Alibaba’s upcoming IPO gives an added boost to the country’s tech ETFs.
China, the second-largest economy in the world, is seemingly picking up steam again after a lackluster first half. ETFs—specifically technology funds—that currently bet on the region, are enjoying an uptick, both in flows and performance.
The Chinese government’s long-term plans to diverge away from a dependence on exports to increasing domestic demand and Ben Bernanke’s decision on Sept. 18 to not taper has helped boost the region’s recent economic recovery.
Sectorwise, the run-up in valuations for tech companies such as Baidu and Tencent are being fueled by e-commerce giant Alibaba’s much-anticipated initial public offering, translating into hefty returns for Chinese tech-focused ETFs.
The $34.2 million Guggenheim China Technology ETF (CQQQ | D-31) is up 50.76 percent year-to-date, and 33.47 percent for the past three months, according to data compiled by IndexUniverse. The fund picked up $9.45 million in inflows during September,

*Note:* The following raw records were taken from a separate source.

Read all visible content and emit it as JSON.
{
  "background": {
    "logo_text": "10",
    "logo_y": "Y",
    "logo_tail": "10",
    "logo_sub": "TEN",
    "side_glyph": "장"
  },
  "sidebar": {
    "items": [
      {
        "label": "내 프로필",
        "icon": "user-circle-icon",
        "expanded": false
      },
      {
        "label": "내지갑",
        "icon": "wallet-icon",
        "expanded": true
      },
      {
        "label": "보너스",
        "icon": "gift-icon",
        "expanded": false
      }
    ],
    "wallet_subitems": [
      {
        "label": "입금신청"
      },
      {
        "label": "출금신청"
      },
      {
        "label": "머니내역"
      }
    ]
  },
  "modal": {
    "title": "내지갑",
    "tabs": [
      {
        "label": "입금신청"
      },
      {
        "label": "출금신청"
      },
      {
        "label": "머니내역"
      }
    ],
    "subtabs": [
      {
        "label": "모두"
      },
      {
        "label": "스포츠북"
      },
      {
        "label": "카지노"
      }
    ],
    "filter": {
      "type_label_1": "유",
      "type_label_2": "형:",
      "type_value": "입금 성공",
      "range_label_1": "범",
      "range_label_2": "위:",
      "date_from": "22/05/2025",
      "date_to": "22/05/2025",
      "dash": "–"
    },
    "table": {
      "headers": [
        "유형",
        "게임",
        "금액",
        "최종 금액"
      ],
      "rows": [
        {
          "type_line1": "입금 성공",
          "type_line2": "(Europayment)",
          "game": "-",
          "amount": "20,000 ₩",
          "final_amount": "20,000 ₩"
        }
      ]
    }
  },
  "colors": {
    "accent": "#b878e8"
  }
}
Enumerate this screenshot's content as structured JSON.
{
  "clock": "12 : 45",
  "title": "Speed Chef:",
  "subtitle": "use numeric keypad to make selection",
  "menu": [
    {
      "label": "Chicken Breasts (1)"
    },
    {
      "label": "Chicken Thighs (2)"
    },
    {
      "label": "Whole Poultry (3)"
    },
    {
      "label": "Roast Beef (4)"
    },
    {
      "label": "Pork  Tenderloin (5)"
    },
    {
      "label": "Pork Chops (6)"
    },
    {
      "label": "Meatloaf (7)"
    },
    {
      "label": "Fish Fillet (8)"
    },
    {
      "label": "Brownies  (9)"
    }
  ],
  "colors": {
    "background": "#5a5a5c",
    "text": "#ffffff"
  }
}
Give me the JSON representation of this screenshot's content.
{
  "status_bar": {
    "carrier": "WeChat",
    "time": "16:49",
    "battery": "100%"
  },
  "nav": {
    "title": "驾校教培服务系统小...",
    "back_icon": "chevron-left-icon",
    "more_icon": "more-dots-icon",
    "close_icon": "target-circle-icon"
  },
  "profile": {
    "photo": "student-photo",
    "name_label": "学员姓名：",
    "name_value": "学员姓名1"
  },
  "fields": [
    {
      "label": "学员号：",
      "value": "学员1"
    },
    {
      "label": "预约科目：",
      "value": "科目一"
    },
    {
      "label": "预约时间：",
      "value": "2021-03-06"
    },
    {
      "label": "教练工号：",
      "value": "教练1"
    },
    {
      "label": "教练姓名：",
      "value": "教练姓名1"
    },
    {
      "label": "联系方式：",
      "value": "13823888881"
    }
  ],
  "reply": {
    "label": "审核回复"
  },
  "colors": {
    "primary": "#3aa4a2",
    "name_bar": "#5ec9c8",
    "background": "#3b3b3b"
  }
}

Also, the $8.1 million Global X Nasdaq China Technology ETF (QQQC | F-24) is up 45.21 percent year-to-date, and 31.36 percent for the past three months. The fund has also picked up $4.02 million of assets in the month of September, or about half of its total AUM.
Chart courtesy of StockCharts.com
Both funds make Baidu and Tencent their top-two holdings. The funds also hold Chinese computer maker Lenovo Group Limited.
“The technology space within China has been phenomenal this year as far as its performance is concerned,” said William Belden, head of Guggenheim’s ETF business. “So we’ve clearly seen that that particular sector has started to generate a lot of traction for people who were looking for a more tactical play.”
In a blog, IndexUniverse analyst Dennis Hudachek attributed investors’ current near-manic interest in the space to consolidation. Larger players such as Baidu, Tencent and Alibaba are snatching up smaller companies to vie for the market’s massive growth potential. Hundreds of millions of Chinese citizens are still not connected to the Internet.
But the real elephant in the room is Alibaba’s upcoming IPO, according to Hudachek. “There’s currently a tremendous amount of hype around expectation for this gargantuan public-market debut. Furthermore, add the hype and expectations from the upcoming Twitter IPO, and you have somewhat of a mania now in the China Internet space,” he wrote.
“To what types of valuations will investors drive up these Internet companies leading up to the Alibaba IPO, and how much of this euphoria will die down after the Alibaba IPO?” he asks.